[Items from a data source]
-*-

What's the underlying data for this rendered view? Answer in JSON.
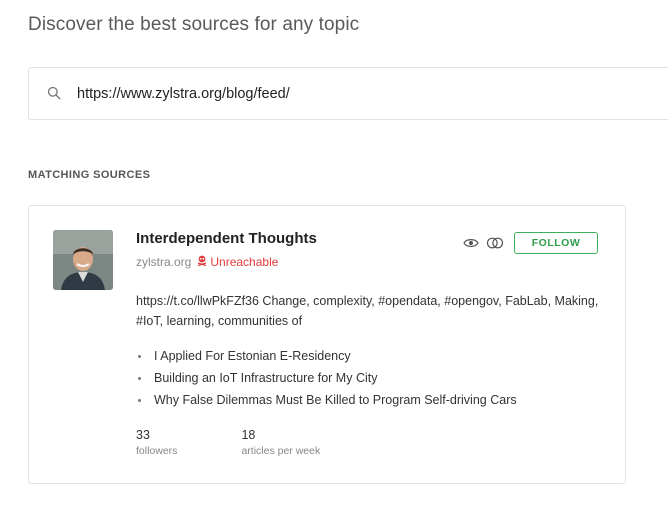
{
  "header": {
    "title": "Discover the best sources for any topic"
  },
  "search": {
    "icon": "search-icon",
    "value": "https://www.zylstra.org/blog/feed/"
  },
  "section": {
    "label": "MATCHING SOURCES"
  },
  "source": {
    "title": "Interdependent Thoughts",
    "domain": "zylstra.org",
    "status": "Unreachable",
    "status_color": "#e33b3b",
    "follow_label": "FOLLOW",
    "accent_color": "#3fae5c",
    "description": "https://t.co/llwPkFZf36 Change, complexity, #opendata, #opengov, FabLab, Making, #IoT, learning, communities of",
    "articles": [
      "I Applied For Estonian E-Residency",
      "Building an IoT Infrastructure for My City",
      "Why False Dilemmas Must Be Killed to Program Self-driving Cars"
    ],
    "stats": {
      "followers": {
        "value": "33",
        "label": "followers"
      },
      "articles_per_week": {
        "value": "18",
        "label": "articles per week"
      }
    },
    "icons": [
      "eye-icon",
      "compare-icon",
      "skull-icon"
    ]
  }
}
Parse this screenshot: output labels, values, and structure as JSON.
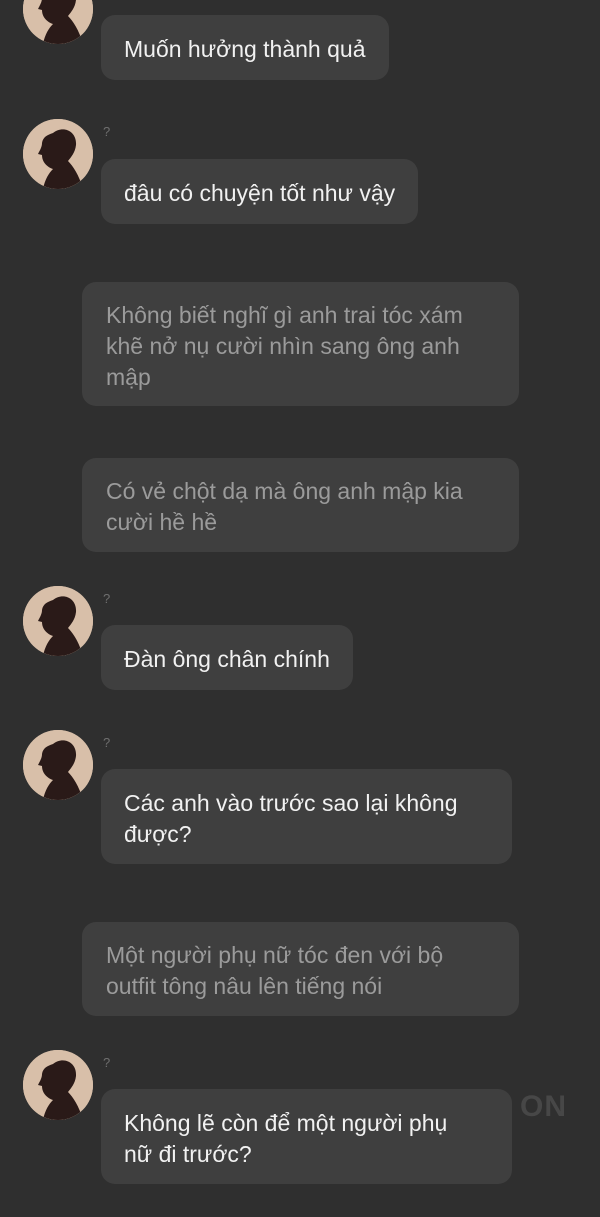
{
  "watermark": "ON",
  "messages": [
    {
      "kind": "dialog",
      "avatar": "silhouette-avatar",
      "sender": "",
      "text": "Muốn hưởng thành quả"
    },
    {
      "kind": "dialog",
      "avatar": "silhouette-avatar",
      "sender": "?",
      "text": "đâu có chuyện tốt như vậy"
    },
    {
      "kind": "narration",
      "text": "Không biết nghĩ gì anh trai tóc xám\nkhẽ nở nụ cười nhìn sang ông anh\nmập"
    },
    {
      "kind": "narration",
      "text": "Có vẻ chột dạ mà ông anh mập kia\ncười hề hề"
    },
    {
      "kind": "dialog",
      "avatar": "silhouette-avatar",
      "sender": "?",
      "text": "Đàn ông chân chính"
    },
    {
      "kind": "dialog",
      "avatar": "silhouette-avatar",
      "sender": "?",
      "text": "Các anh vào trước sao lại không\nđược?"
    },
    {
      "kind": "narration",
      "text": "Một người phụ nữ tóc đen với bộ\noutfit tông nâu lên tiếng nói"
    },
    {
      "kind": "dialog",
      "avatar": "silhouette-avatar",
      "sender": "?",
      "text": "Không lẽ còn để một người phụ\nnữ đi trước?"
    }
  ]
}
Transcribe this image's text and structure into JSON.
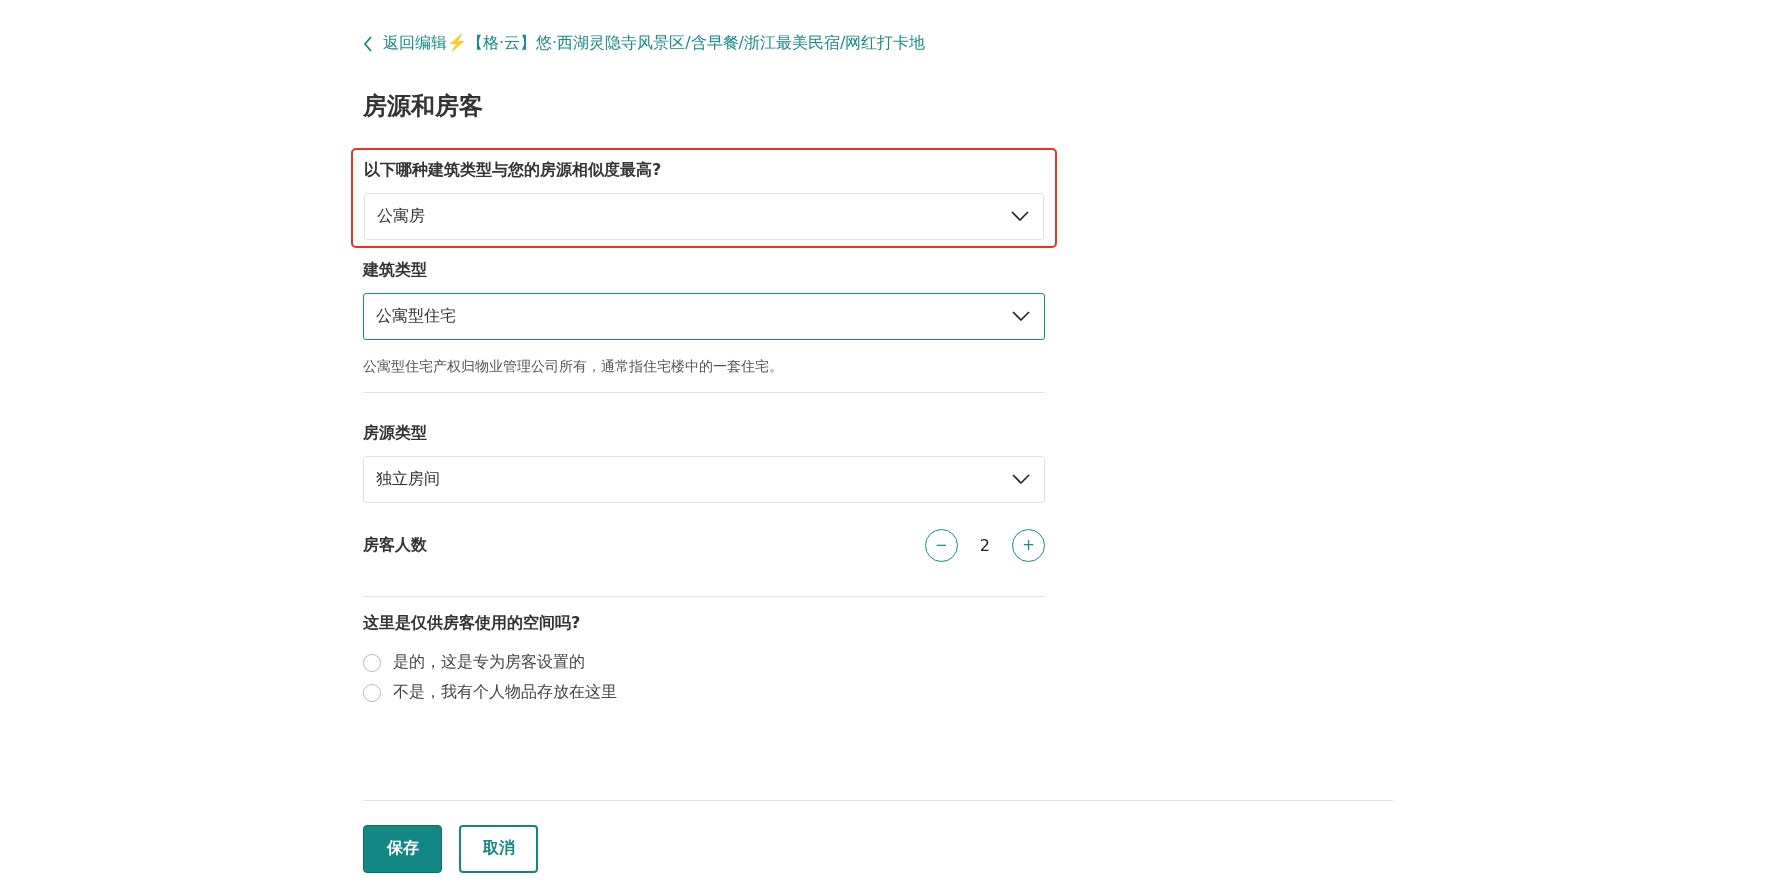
{
  "back_link": {
    "text": "返回编辑⚡️【格·云】悠·西湖灵隐寺风景区/含早餐/浙江最美民宿/网红打卡地"
  },
  "title": "房源和房客",
  "selects": [
    {
      "label": "以下哪种建筑类型与您的房源相似度最高?",
      "value": "公寓房",
      "highlighted": true,
      "focused": false
    },
    {
      "label": "建筑类型",
      "value": "公寓型住宅",
      "highlighted": false,
      "focused": true,
      "help": "公寓型住宅产权归物业管理公司所有，通常指住宅楼中的一套住宅。"
    },
    {
      "label": "房源类型",
      "value": "独立房间",
      "highlighted": false,
      "focused": false
    }
  ],
  "guests": {
    "label": "房客人数",
    "minus": "−",
    "value": "2",
    "plus": "+"
  },
  "private_space": {
    "question": "这里是仅供房客使用的空间吗?",
    "options": [
      {
        "label": "是的，这是专为房客设置的",
        "selected": false
      },
      {
        "label": "不是，我有个人物品存放在这里",
        "selected": false
      }
    ]
  },
  "buttons": {
    "save": "保存",
    "cancel": "取消"
  }
}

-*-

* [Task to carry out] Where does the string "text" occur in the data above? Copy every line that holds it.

* [Finished exercise]
      "text": "Muốn hưởng thành quả"
      "text": "đâu có chuyện tốt như vậy"
      "text": "Không biết nghĩ gì anh trai tóc xám\nkhẽ nở nụ cười nhìn sang ông anh\nmập"
      "text": "Có vẻ chột dạ mà ông anh mập kia\ncười hề hề"
      "text": "Đàn ông chân chính"
      "text": "Các anh vào trước sao lại không\nđược?"
      "text": "Một người phụ nữ tóc đen với bộ\noutfit tông nâu lên tiếng nói"
      "text": "Không lẽ còn để một người phụ\nnữ đi trước?"
Transcribe this image's text and structure into JSON.
    "text": "返回编辑⚡️【格·云】悠·西湖灵隐寺风景区/含早餐/浙江最美民宿/网红打卡地"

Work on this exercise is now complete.